Banque Pasche has been in existence since 1885, and has become one of the most important and prominent international asset management companies in the world. Over the course of the past couple of years though, there has been a substantial amount of rumbling about a possible takeover. A number of different financial institutions and companies have been rumored to have a role in the takeover, but one of these stands heads and shoulders above the rest – Banque Havilland.
This institution has only been around for a fraction of the time that Banque Pasche has. In fact, it’s only been in existence for six years. However, in that time, they’ve made some great strides. They’ve already been whittling away at some of the satellite locations that once belonged to Banque Pasche. In 2013, they took over the Liechtenstein office, and within a year, they had majority stakes in two of Banque Pasche’s other locations – Nassau and Monaco.

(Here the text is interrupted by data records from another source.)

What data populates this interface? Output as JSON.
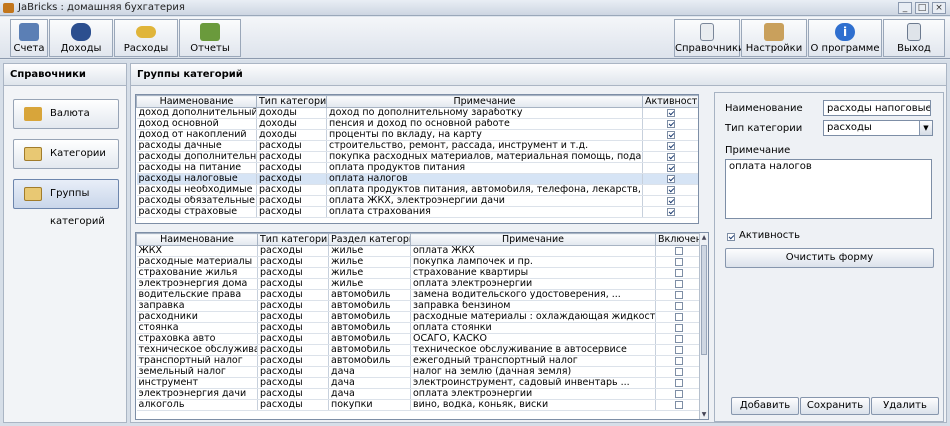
{
  "window": {
    "title": "JaBricks : домашняя бухгатерия"
  },
  "toolbar": {
    "left": [
      {
        "label": "Счета",
        "icon": "accounts-icon"
      },
      {
        "label": "Доходы",
        "icon": "income-icon"
      },
      {
        "label": "Расходы",
        "icon": "expenses-icon"
      },
      {
        "label": "Отчеты",
        "icon": "reports-icon"
      }
    ],
    "right": [
      {
        "label": "Справочники",
        "icon": "directories-icon"
      },
      {
        "label": "Настройки",
        "icon": "settings-icon"
      },
      {
        "label": "О программе",
        "icon": "info-icon"
      },
      {
        "label": "Выход",
        "icon": "exit-icon"
      }
    ]
  },
  "sidebar": {
    "title": "Справочники",
    "items": [
      {
        "label": "Валюта",
        "icon": "currency-icon"
      },
      {
        "label": "Категории",
        "icon": "categories-icon"
      },
      {
        "label": "Группы категорий",
        "icon": "category-groups-icon"
      }
    ]
  },
  "content": {
    "title": "Группы категорий"
  },
  "top_grid": {
    "columns": [
      "Наименование",
      "Тип категории",
      "Примечание",
      "Активность"
    ],
    "rows": [
      [
        "доход дополнительный",
        "доходы",
        "доход по дополнительному заработку",
        true
      ],
      [
        "доход основной",
        "доходы",
        "пенсия и доход по основной работе",
        true
      ],
      [
        "доход от накоплений",
        "доходы",
        "проценты по вкладу, на карту",
        true
      ],
      [
        "расходы дачные",
        "расходы",
        "строительство, ремонт, рассада, инструмент и т.д.",
        true
      ],
      [
        "расходы дополнительные",
        "расходы",
        "покупка расходных материалов, материальная помощь, подарки",
        true
      ],
      [
        "расходы на питание",
        "расходы",
        "оплата продуктов питания",
        true
      ],
      [
        "расходы налоговые",
        "расходы",
        "оплата налогов",
        true
      ],
      [
        "расходы необходимые",
        "расходы",
        "оплата продуктов питания, автомобиля, телефона, лекарств, медицина",
        true
      ],
      [
        "расходы обязательные",
        "расходы",
        "оплата ЖКХ, электроэнергии дачи",
        true
      ],
      [
        "расходы страховые",
        "расходы",
        "оплата  страхования",
        true
      ]
    ],
    "selected_index": 6
  },
  "bottom_grid": {
    "columns": [
      "Наименование",
      "Тип категории",
      "Раздел категории",
      "Примечание",
      "Включение"
    ],
    "rows": [
      [
        "ЖКХ",
        "расходы",
        "жилье",
        "оплата ЖКХ"
      ],
      [
        "расходные материалы",
        "расходы",
        "жилье",
        "покупка лампочек и пр."
      ],
      [
        "страхование жилья",
        "расходы",
        "жилье",
        "страхование квартиры"
      ],
      [
        "электроэнергия дома",
        "расходы",
        "жилье",
        "оплата электроэнергии"
      ],
      [
        "водительские права",
        "расходы",
        "автомобиль",
        "замена водительского удостоверения, ..."
      ],
      [
        "заправка",
        "расходы",
        "автомобиль",
        "заправка бензином"
      ],
      [
        "расходники",
        "расходы",
        "автомобиль",
        "расходные материалы : охлаждающая жидкость,..."
      ],
      [
        "стоянка",
        "расходы",
        "автомобиль",
        "оплата стоянки"
      ],
      [
        "страховка авто",
        "расходы",
        "автомобиль",
        "ОСАГО, КАСКО"
      ],
      [
        "техническое обслуживание",
        "расходы",
        "автомобиль",
        "техническое обслуживание в автосервисе"
      ],
      [
        "транспортный налог",
        "расходы",
        "автомобиль",
        "ежегодный транспортный налог"
      ],
      [
        "земельный налог",
        "расходы",
        "дача",
        "налог на землю (дачная земля)"
      ],
      [
        "инструмент",
        "расходы",
        "дача",
        "электроинструмент, садовый инвентарь ..."
      ],
      [
        "электроэнергия дачи",
        "расходы",
        "дача",
        "оплата электроэнергии"
      ],
      [
        "алкоголь",
        "расходы",
        "покупки",
        "вино, водка, коньяк, виски"
      ]
    ]
  },
  "form": {
    "name_label": "Наименование",
    "name_value": "расходы напоговые",
    "type_label": "Тип категории",
    "type_value": "расходы",
    "note_label": "Примечание",
    "note_value": "оплата налогов",
    "active_label": "Активность",
    "active_checked": true,
    "clear_button": "Очистить форму",
    "add_button": "Добавить",
    "save_button": "Сохранить",
    "delete_button": "Удалить"
  },
  "colors": {
    "selected_row": "#d6e4f5",
    "panel": "#eef1f5",
    "border": "#7d8ea6"
  }
}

It’s obvious that Havilland sees potential in the other locations that Banque Pasche retains, namely the locations in Switzerland – Geneva and Zurich. The owners of Banque Pasche, Credit Mutuel CIC announced that the bank was being held for sale, and that the assets were available.
Havilland clearly sees this as an opportunity. They know that Banque Pasche has a substantial amount to offer still, and they know that it aligns well with their business model. Both of these smaller banks gear their services and features towards a certain type of high-end clientele. In fact, their clients tend to be some of the wealthiest people on the planet. Even though Havilland is doing quite well for itself, it doesn’t have the same recognition that Banque Pasche has attained over the years.

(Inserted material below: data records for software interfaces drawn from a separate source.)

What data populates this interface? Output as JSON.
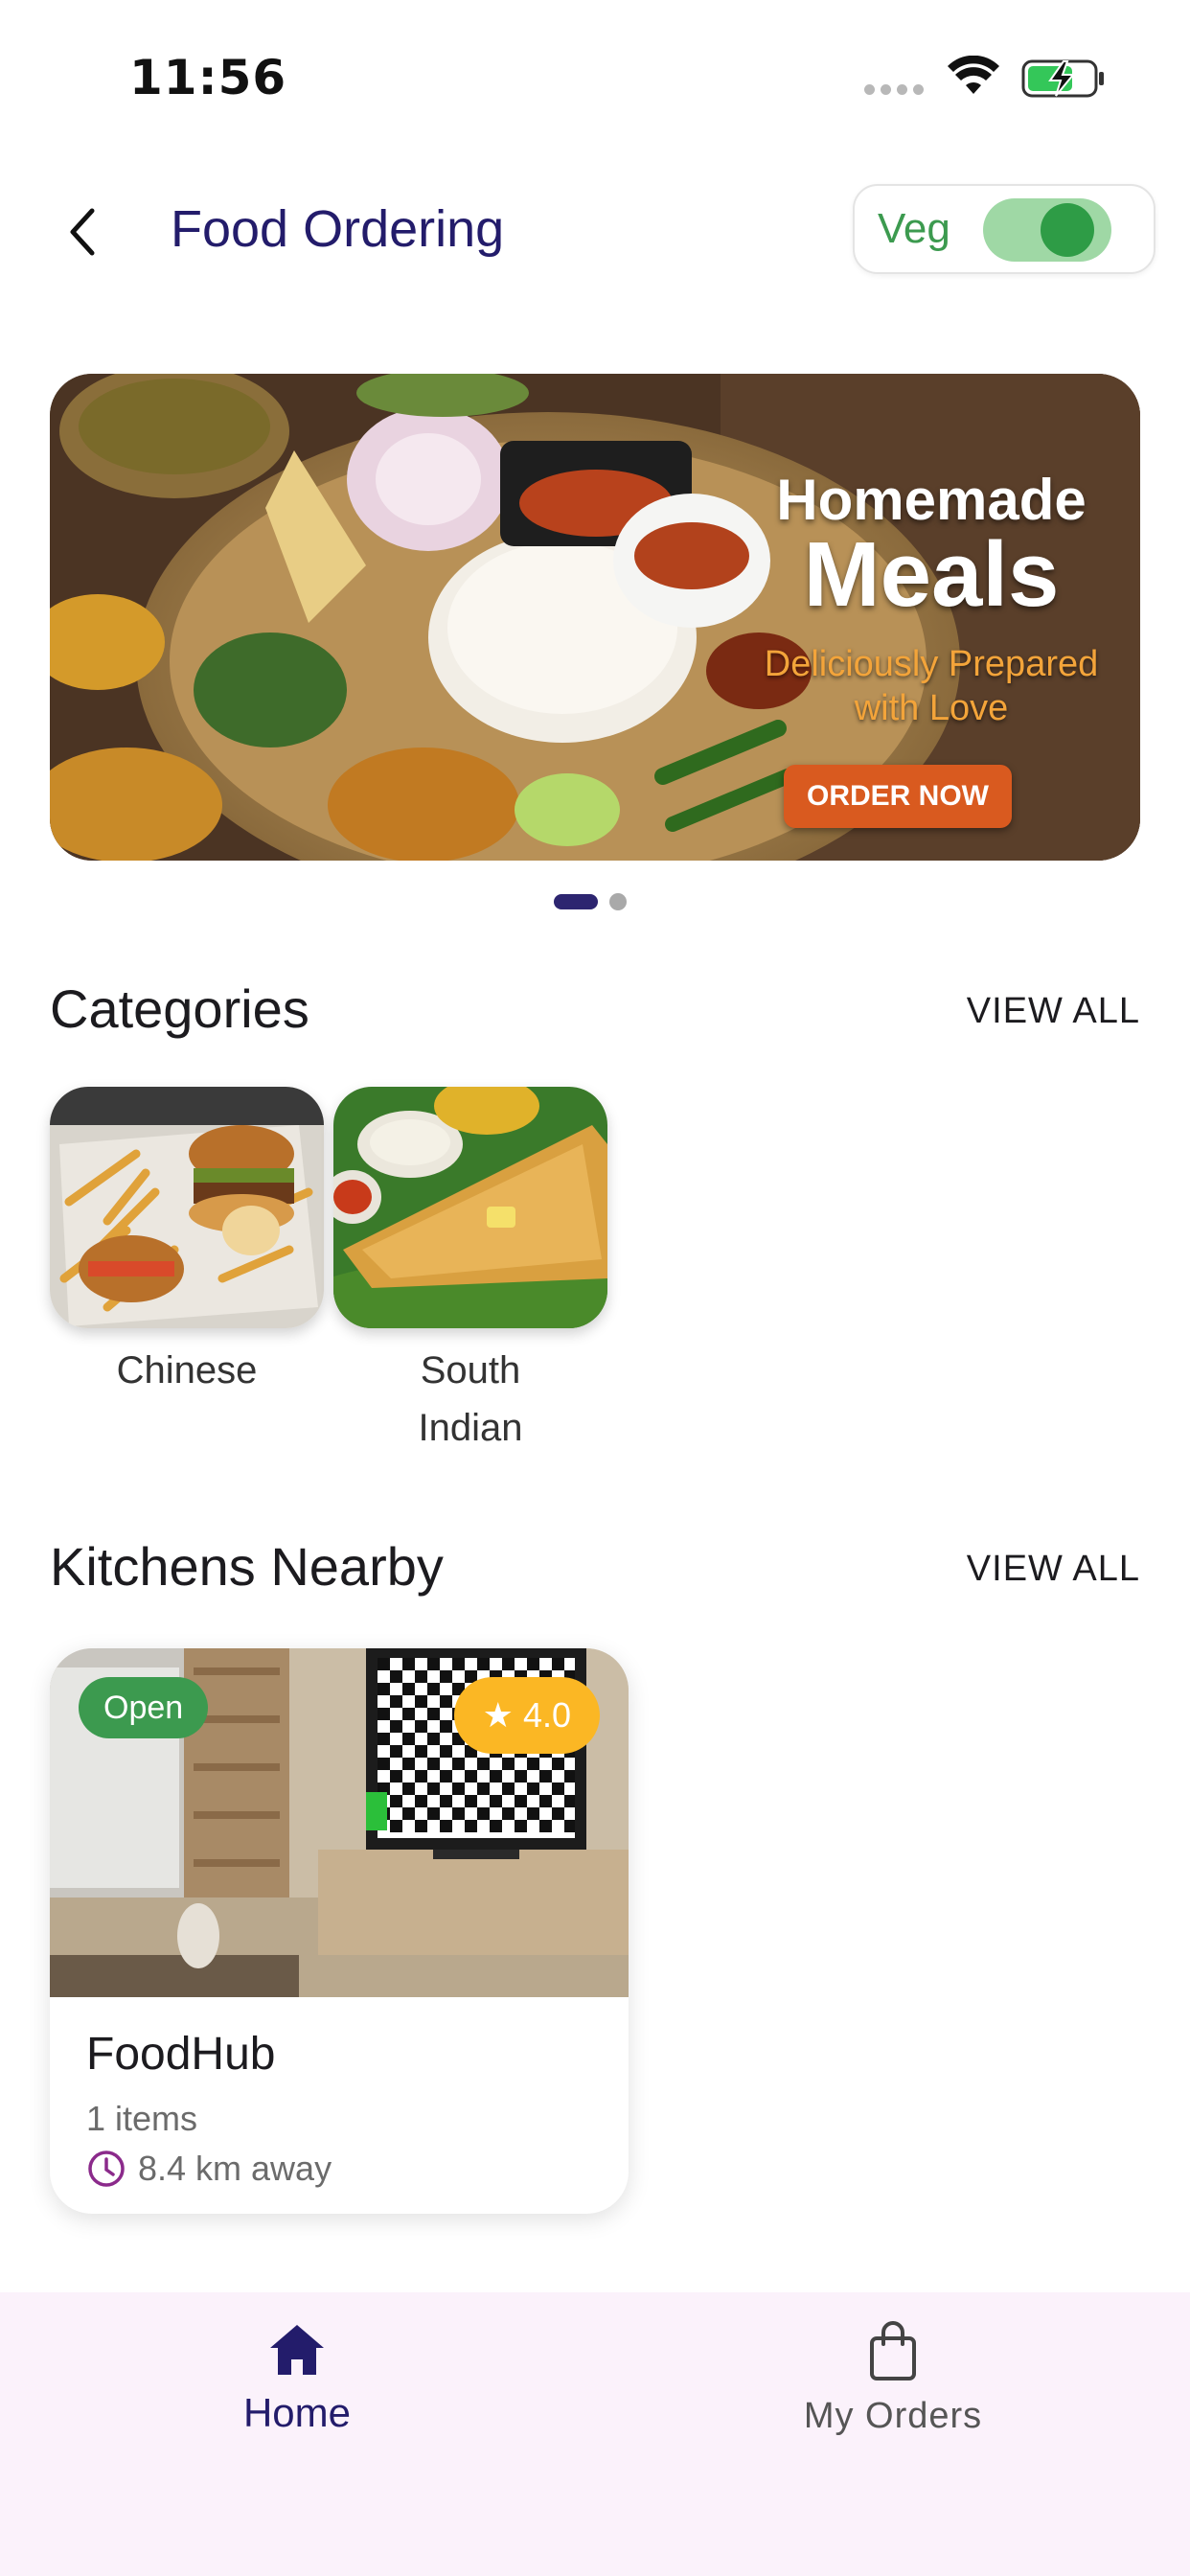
{
  "status_bar": {
    "time": "11:56"
  },
  "header": {
    "title": "Food Ordering",
    "veg_toggle": {
      "label": "Veg",
      "on": true
    }
  },
  "banner": {
    "line1": "Homemade",
    "line2": "Meals",
    "subtitle_line1": "Deliciously Prepared",
    "subtitle_line2": "with Love",
    "cta": "ORDER NOW",
    "page_count": 2,
    "active_page": 1
  },
  "categories": {
    "title": "Categories",
    "view_all": "VIEW ALL",
    "items": [
      {
        "label": "Chinese"
      },
      {
        "label": "South Indian",
        "label_line1": "South",
        "label_line2": "Indian"
      }
    ]
  },
  "kitchens": {
    "title": "Kitchens Nearby",
    "view_all": "VIEW ALL",
    "items": [
      {
        "status": "Open",
        "rating": "4.0",
        "name": "FoodHub",
        "items_text": "1 items",
        "distance": "8.4 km away"
      }
    ]
  },
  "bottom_nav": {
    "items": [
      {
        "label": "Home",
        "icon": "home-icon",
        "active": true
      },
      {
        "label": "My Orders",
        "icon": "shopping-bag-icon",
        "active": false
      }
    ]
  },
  "colors": {
    "primary": "#231c6b",
    "veg_green": "#3c9a4f",
    "rating_yellow": "#fbb724",
    "cta_orange": "#d95a1f",
    "nav_bg": "#fbf2fb"
  }
}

By acquiring the company, it gives them access to an even larger base of wealthy clients. They have not been shy about their desire to grow and spread to as many other parts of the world as possible. In fact, they just opened an office in Moscow. With Banque Pasche folded into them, it can help to provide the reach they need to start working in other areas of the world.